However, “given the substantial remaining uncertainties about the benefits of AMX0035 and whether the inexpensive [taurursodiol] component of AMX0335 is as effective as the combination of [taurursodiol and sodium phenylbutyrate], if AMX0035 receives regulatory approval while another randomized trial is underway, policymakers should debate short-term pricing options including a far lower price close to the cost of production until the benefits of treatment can be adequately evaluated.”
The approach is in line with a suggestion made recently by a prominent advocate of value-based pricing arrangements in a discussion about Alzheimer’s drugs and other agents approved with limited evidence base. (Also see "US Private Payers Could Build Evidence On Alzheimer’s Drugs With Outcomes-Based Contracts" - Pink Sheet, 17 Mar, 2022.)

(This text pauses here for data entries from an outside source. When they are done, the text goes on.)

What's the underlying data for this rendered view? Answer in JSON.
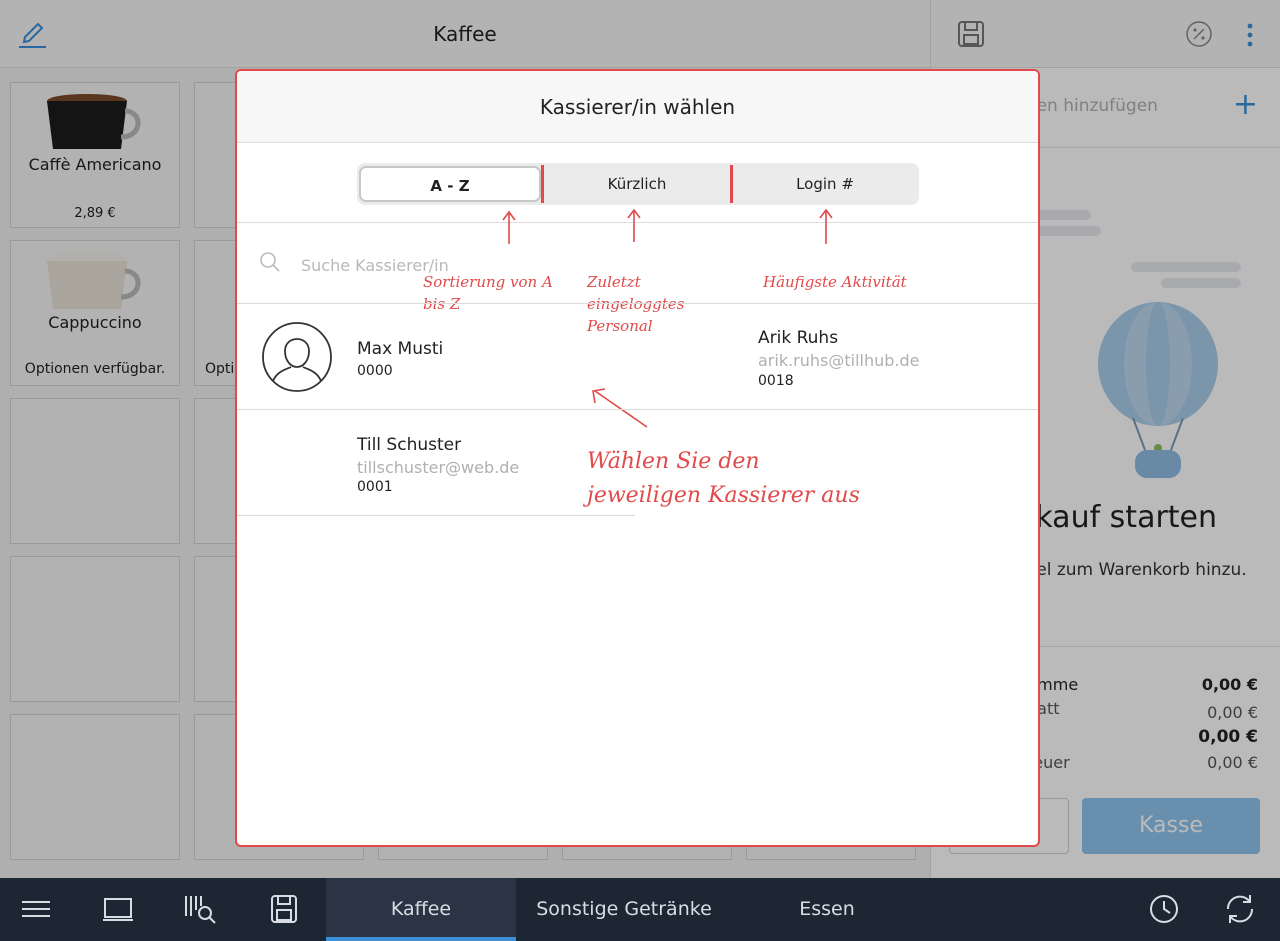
{
  "header": {
    "title": "Kaffee",
    "edit_icon": "pencil-icon"
  },
  "products": [
    {
      "name": "Caffè Americano",
      "price": "2,89 €"
    },
    {
      "name": "Cappuccino",
      "note": "Optionen verfügbar."
    },
    {
      "note": "Opti"
    }
  ],
  "cart": {
    "add_customer": "nden hinzufügen",
    "start_title": "rkauf starten",
    "start_subtitle": "kel zum Warenkorb hinzu.",
    "totals": [
      {
        "label": "umme",
        "value": "0,00 €"
      },
      {
        "label": "batt",
        "value": "0,00 €"
      },
      {
        "label": "",
        "value": "0,00 €"
      },
      {
        "label": "teuer",
        "value": "0,00 €"
      }
    ],
    "checkout_label": "Kasse"
  },
  "modal": {
    "title": "Kassierer/in wählen",
    "tabs": [
      "A - Z",
      "Kürzlich",
      "Login #"
    ],
    "selected_tab": "A - Z",
    "search_placeholder": "Suche Kassierer/in",
    "cashiers": [
      {
        "name": "Max Musti",
        "email": "",
        "code": "0000"
      },
      {
        "name": "Arik Ruhs",
        "email": "arik.ruhs@tillhub.de",
        "code": "0018"
      },
      {
        "name": "Till Schuster",
        "email": "tillschuster@web.de",
        "code": "0001"
      }
    ]
  },
  "annotations": {
    "sort": "Sortierung von A bis Z",
    "recent": "Zuletzt eingeloggtes Personal",
    "login": "Häufigste Aktivität",
    "choose": "Wählen Sie den jeweiligen Kassierer aus"
  },
  "bottom_nav": {
    "categories": [
      "Kaffee",
      "Sonstige Getränke",
      "Essen"
    ],
    "active_category": "Kaffee"
  },
  "colors": {
    "accent": "#3a8fd8",
    "annotation": "#e04a4a",
    "bottom_bar": "#1d2633"
  }
}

Drugs covered under the pharmacy benefit and Part D are subject to more demands for discounts than drugs covered under the medical benefit or Part B. But the presence of competition in a category offers pharmacy benefit managers more leverage in negotiating prices and that is not likely for ALS treatments in the near term.
“Insurers usually have more tools at their disposal (e.g. formulary tiering, more extensive prior authorization) for drugs covered under the pharmacy benefit, but the degree of price negotiation depends as much on the competitive landscape as on these other approaches,” ICER President Steve Pearson told the Pink Sheet.
ALS patient advocates objected to the ICER draft report in a statement. “We are very concerned that ICER’s flawed analysis will have a chilling effect, resulting in the development of fewer ALS treatments and making it harder for people living with ALS to access any effective treatments that are approved,” the ALS Association said.
“ICER uses two purportedly objective measures – quality-adjusted life-year (QALY) and equal value of life years gained (evLYG) – that the National Council on Disability has stated are discriminatory because the value of life assigned to seniors, the chronically ill, and people with ALS is deemed to be less than that of young, healthy individuals,” the group maintained.
The association warned that “some payers may use ICER’s analysis to deny coverage,” adding that such an outcome would be “unacceptable” and that “we will strongly urge health insurance companies and other payers to ignore ICER’s flawed analysis.”